Boron Deficiency

Boron deficiency is perhaps wrongly accused of more problems than any other nutrient. Boron is very water soluble and deficiency is related to soil type, soil resource regions, organic matter content and timing of lime materials (pH). Symptoms are generally distinct, and descriptions of this disorder are quite similar across a larger range of environments. Petioles of younger leaves will be short and thick, with dark concentric bands along their length. It appears that the gossypol glands line up and arrange themselves in a "coon tail" arrangement. Flowers may also be distorted in shape. With severe boron deficiency, the terminal may be aborted or become deformed. The pith inside petioles of leaves or bolls may turn brown. Boron is required for normal flower development. Flower and boll shedding may increase as the level of deficiency increases.

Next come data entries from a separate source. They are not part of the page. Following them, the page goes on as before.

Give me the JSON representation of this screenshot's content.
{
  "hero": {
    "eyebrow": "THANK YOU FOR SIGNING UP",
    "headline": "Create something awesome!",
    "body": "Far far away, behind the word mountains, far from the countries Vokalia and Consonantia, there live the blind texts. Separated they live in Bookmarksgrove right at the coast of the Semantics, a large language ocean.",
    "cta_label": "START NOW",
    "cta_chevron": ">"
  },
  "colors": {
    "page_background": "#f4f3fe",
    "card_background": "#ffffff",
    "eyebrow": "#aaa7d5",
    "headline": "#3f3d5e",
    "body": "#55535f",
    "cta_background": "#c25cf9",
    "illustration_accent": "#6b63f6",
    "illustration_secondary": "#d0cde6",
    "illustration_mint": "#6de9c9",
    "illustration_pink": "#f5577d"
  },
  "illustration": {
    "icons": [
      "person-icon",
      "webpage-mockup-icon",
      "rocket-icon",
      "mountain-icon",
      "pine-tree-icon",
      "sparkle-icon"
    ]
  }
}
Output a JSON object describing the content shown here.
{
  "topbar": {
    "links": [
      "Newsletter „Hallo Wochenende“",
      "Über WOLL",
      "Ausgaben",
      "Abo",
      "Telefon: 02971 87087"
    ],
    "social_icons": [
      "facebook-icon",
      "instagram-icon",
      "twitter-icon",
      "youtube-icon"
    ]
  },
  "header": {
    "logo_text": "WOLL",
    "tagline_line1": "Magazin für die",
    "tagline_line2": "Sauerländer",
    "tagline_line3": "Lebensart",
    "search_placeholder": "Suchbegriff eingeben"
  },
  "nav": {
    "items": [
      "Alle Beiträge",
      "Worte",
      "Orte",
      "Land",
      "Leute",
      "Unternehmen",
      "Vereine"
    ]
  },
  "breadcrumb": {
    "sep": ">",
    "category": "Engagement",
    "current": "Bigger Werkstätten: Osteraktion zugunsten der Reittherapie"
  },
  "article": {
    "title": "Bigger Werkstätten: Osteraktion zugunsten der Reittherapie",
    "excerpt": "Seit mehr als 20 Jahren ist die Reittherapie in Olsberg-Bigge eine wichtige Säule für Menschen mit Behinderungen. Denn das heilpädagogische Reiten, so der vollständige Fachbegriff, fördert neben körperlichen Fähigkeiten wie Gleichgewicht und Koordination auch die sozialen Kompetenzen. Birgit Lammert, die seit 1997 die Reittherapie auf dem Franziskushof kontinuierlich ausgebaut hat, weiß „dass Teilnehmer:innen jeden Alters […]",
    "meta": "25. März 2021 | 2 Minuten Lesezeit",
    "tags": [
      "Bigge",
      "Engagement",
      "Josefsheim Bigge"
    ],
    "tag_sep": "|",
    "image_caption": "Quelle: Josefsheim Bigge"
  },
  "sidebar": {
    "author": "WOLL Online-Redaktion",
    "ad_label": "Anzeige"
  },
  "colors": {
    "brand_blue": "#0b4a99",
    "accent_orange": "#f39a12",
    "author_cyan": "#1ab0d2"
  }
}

Local University and Extension recommendations for boron applications should be followed closely. Some states recommend larger quantities of boron than others. In Misssissippi boron is recommended on hill area soils, recently limed soils and low organic matter sandy soils of the Delta. Generally the Delta region does not respond to boron. Sometimes irrigation water will contain sufficient levels of boron. Not all square, flower or boll shedding is due to boron deficiency problems. Follow your local recommendations with this micronutrient.